» **Your goal**:
Filter these records by the string "value", copying each line that holds it.

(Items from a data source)
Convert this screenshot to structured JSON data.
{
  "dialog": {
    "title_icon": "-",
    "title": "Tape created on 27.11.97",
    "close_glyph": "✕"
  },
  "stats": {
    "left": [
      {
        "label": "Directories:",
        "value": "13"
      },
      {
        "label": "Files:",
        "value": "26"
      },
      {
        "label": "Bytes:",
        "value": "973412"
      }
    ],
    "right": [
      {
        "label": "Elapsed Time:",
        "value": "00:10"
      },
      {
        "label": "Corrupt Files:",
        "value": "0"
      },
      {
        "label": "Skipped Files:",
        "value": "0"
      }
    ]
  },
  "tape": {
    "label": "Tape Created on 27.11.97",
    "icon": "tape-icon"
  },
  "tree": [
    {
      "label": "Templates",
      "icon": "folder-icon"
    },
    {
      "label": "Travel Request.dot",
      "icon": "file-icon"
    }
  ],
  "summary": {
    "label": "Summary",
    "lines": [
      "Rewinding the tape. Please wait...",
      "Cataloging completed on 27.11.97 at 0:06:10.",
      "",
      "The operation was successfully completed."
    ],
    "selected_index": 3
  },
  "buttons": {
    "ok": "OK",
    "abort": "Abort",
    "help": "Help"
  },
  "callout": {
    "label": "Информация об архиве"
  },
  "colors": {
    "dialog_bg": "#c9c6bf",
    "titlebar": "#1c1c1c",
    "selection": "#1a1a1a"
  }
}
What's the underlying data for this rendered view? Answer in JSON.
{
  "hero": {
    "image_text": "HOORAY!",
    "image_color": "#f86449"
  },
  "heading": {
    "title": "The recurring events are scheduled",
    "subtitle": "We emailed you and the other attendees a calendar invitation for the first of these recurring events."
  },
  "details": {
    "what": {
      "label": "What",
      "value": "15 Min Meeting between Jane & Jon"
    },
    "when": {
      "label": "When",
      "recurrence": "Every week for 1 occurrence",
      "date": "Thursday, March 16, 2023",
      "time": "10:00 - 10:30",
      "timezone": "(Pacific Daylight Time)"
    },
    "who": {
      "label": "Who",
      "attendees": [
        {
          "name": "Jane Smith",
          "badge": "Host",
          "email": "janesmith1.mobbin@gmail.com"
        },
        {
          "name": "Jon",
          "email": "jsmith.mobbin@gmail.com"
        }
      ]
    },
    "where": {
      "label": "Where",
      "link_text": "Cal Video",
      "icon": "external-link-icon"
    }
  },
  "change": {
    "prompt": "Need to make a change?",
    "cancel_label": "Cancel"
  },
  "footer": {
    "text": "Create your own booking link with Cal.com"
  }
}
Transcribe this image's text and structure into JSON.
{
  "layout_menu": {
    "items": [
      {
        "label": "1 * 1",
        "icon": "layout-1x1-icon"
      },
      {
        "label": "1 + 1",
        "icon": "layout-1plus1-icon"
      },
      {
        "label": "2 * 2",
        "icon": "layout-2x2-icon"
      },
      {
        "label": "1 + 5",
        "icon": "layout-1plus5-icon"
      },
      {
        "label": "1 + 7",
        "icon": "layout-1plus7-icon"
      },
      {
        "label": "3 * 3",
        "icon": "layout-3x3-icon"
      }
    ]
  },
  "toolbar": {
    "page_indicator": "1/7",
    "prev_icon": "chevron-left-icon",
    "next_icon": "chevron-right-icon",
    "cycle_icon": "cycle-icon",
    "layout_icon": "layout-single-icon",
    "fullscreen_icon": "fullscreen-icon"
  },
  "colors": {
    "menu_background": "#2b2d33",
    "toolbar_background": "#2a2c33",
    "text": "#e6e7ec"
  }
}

» **Solution**:
        "value": "13"
        "value": "26"
        "value": "973412"
        "value": "00:10"
        "value": "0"
        "value": "0"
      "value": "15 Min Meeting between Jane & Jon"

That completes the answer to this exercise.